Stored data
=== Section Start ===

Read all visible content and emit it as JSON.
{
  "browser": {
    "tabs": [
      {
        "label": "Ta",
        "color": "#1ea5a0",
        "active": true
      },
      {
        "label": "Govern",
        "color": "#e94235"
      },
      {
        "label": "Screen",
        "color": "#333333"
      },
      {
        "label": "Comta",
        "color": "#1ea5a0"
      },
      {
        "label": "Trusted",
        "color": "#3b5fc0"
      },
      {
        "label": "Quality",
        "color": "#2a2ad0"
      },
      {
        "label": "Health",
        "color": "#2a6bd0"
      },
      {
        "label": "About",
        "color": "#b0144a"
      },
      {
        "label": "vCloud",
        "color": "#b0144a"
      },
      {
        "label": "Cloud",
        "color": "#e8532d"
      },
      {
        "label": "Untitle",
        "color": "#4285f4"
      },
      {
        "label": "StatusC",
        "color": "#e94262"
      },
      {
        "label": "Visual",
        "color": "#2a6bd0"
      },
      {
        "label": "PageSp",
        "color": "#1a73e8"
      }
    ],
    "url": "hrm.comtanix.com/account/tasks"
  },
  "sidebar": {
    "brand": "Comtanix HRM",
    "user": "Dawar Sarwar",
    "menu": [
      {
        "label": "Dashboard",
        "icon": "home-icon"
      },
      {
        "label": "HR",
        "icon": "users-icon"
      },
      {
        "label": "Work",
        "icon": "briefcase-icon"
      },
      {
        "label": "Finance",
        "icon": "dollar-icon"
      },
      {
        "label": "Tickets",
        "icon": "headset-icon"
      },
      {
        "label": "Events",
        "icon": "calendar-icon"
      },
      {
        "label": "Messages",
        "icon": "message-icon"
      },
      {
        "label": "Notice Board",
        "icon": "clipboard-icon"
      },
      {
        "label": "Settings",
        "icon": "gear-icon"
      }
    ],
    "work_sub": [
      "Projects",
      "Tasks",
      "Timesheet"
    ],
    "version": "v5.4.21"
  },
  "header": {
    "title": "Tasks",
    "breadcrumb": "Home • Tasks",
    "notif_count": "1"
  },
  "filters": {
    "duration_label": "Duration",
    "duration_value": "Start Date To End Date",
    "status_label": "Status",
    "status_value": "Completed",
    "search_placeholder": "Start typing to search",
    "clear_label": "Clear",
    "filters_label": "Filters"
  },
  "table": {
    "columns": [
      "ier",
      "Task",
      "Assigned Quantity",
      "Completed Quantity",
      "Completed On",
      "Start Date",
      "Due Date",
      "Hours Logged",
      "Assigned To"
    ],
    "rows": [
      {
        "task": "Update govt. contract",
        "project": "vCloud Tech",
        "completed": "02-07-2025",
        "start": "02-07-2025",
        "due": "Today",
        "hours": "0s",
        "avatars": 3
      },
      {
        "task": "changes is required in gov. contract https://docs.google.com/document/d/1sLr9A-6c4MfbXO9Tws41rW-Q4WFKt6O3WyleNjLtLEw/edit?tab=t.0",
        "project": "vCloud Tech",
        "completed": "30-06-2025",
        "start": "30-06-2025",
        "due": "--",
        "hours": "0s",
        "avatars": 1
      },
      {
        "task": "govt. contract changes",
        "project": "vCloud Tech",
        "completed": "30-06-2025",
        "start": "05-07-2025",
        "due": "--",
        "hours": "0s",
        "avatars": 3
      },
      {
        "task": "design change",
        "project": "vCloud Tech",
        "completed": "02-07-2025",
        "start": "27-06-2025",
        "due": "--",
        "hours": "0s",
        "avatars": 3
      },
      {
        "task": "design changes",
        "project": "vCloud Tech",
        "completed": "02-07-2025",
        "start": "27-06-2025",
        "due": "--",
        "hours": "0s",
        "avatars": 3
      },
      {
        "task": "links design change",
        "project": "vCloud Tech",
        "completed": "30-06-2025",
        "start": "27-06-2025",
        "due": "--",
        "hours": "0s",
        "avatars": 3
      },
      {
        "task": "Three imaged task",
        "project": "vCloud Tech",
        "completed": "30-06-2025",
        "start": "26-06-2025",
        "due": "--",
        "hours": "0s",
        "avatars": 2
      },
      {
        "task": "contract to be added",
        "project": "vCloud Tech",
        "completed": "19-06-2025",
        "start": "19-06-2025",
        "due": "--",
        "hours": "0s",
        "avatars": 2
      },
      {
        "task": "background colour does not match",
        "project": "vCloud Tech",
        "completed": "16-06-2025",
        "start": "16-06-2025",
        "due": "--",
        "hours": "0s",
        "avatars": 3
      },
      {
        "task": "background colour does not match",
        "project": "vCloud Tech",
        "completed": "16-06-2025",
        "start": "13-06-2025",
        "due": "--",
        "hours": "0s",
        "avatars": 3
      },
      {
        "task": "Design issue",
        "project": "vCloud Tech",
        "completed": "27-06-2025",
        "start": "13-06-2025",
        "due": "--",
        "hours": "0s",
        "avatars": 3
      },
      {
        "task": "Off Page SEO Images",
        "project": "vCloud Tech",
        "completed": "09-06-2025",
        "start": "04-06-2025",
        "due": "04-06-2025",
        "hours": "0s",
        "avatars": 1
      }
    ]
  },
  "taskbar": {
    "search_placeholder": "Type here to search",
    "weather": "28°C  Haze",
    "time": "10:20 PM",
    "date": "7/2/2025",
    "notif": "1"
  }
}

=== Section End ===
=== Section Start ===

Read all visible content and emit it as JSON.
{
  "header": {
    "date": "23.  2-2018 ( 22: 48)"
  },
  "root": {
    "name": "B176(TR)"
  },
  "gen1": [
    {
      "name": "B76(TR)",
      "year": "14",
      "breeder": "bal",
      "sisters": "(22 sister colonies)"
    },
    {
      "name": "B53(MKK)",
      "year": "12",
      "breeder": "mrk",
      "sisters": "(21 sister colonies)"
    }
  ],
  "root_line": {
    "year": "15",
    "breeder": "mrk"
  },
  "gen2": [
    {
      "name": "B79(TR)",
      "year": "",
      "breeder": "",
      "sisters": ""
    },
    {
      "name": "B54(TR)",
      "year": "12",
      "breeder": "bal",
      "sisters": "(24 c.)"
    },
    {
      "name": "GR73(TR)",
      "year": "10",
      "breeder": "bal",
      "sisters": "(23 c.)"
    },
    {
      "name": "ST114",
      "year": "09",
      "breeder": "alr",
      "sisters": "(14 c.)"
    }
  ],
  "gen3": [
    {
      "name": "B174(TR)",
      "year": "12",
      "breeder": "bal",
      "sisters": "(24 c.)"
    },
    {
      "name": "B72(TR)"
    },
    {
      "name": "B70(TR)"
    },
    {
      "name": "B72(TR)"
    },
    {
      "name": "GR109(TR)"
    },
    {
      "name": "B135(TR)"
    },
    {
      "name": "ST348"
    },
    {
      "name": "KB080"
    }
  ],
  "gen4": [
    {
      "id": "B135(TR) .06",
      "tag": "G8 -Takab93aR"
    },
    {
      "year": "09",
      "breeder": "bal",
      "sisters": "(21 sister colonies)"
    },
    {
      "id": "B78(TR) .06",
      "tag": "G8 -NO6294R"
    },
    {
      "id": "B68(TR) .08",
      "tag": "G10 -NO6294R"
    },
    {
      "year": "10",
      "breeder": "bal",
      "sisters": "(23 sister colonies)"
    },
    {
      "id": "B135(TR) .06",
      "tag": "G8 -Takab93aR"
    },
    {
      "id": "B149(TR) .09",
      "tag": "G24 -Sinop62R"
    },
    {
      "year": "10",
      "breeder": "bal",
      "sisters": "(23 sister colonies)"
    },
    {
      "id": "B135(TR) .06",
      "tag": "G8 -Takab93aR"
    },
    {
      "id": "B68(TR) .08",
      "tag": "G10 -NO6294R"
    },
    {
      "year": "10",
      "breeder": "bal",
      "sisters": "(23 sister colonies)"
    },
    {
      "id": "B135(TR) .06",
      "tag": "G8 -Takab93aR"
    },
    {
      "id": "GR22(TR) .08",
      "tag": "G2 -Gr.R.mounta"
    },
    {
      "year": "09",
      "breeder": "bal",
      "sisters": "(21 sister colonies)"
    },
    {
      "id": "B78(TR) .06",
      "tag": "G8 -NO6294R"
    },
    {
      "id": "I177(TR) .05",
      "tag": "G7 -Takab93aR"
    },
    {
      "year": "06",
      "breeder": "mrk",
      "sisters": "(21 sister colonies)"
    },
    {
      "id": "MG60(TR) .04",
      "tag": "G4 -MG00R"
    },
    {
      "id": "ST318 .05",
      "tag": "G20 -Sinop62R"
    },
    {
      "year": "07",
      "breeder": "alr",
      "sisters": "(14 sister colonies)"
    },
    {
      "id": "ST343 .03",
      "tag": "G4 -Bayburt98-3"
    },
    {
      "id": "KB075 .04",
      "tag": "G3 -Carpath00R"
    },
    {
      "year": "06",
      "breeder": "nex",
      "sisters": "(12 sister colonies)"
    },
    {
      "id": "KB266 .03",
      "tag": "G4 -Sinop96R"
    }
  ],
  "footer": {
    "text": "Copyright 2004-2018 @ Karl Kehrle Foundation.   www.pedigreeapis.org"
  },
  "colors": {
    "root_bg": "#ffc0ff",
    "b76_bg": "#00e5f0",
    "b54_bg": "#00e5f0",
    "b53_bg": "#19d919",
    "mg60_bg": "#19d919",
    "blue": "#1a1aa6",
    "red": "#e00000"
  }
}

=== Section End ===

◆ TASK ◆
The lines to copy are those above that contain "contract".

◆ FINISHED EXERCISE ◆
        "task": "Update govt. contract",
        "task": "changes is required in gov. contract https://docs.google.com/document/d/1sLr9A-6c4MfbXO9Tws41rW-Q4WFKt6O3WyleNjLtLEw/edit?tab=t.0",
        "task": "govt. contract changes",
        "task": "contract to be added",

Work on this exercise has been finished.